Not too long ago, our founder, Dr George Marcells, was asked to write an article about flared nostrils for a national magazine. Dr Marcells is considered the “master” of rhinoplasty here in Australia and is a frequently quoted expert. In the article, he talks into detail about the ins and outs of nostrils that are disproportionate to the size of a person’s nose.
We’ve used that article as a springboard for today’s post. You’ll find basic info about this common nose complaint, as well as quotes from Dr Marcells himself about what it takes to turn an unappealing “flared nostril” into a beautiful “nostril with flare.”
Dr Marcells Knows the Nose
It’s understandable a media outlet would contact Dr Marcells for his opinion. “In my years of performing this type of surgery, I have constantly analysed my results to achieve the best outcomes,” he says. “My practice has evolved from performing primary rhinoplasty for cosmetic and functional reasons. “
Today, it includes revision procedures to reconstruct noses after an injury or previous nose surgery that ended badly.
Flares: An Equal Opportunity Concern
“Large nostrils can be a major concern for both men and women,” says Dr Marcells. “They can make a person feel self-conscious about their appearance.” That lack of self-esteem can greatly inhibit a person’s social interaction and lead to problems like these:
- Hesitancy to date
- Discomfort in social settings
- Too nervous to ask for a pay rise
- Inability to stand up for oneself
Fortunately, there is help for flared nostrils, and it starts with Dr Marcells and his techniques for structured tip refinement. Dr Marcells favours this technique because it
- Involves minimal removal of cartilage to stabilise the nasal tip
- Prevents and corrects nostril rim retraction
- Uses patient’s own cartilage as a graft to restore a natural nostril shape
“These techniques not only correct the nostril deformities in revision surgery, they also prevent them from occurring in the first place after primary rhinoplasty,” explains Dr Marcells.
What Is a Flared Nostril

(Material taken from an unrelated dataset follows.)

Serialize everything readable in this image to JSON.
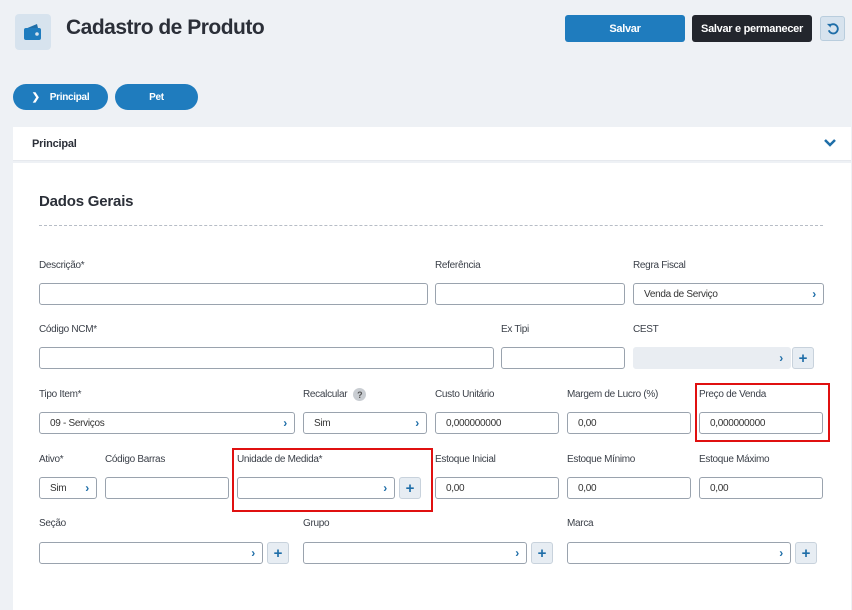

A flared nostril is not the same as a nostril that flares. A nostril that “flares” assumes a wide shape when air is forced out and then returns to its normal shape. A “flared nostril” appears enlarged when your face is at rest.
The outer alar margin and sidewall of the nose are constructed out of fibro-fatty soft tissue. “People with thicker alar don’t have thicker cartilage; it’s an abundance of fibro-fatty tissue,” explains Dr Marcells. “The excess tissue can create a wider or more ‘flared’ appearance to the nasal base.”
“Flared nostrils may be a hereditary trait and are common to a range of ethnic groups including Asians, Africans, and Aborigines,” says Dr Marcells. “Some consider their unique nasal configuration to be a sign of connectedness to their heritage.”
For others, there’s rhinoplasty.
Talking Nose to Nose with Dr Marcells
The decision to change your nose is exciting, but also frightening. You should know, however, that for the vast majority of people, rhinoplasty for flared nostrils is a positive, ego-boosting experience. We invite you to contact our Edgecliff practice to schedule a consultation with Dr Marcells.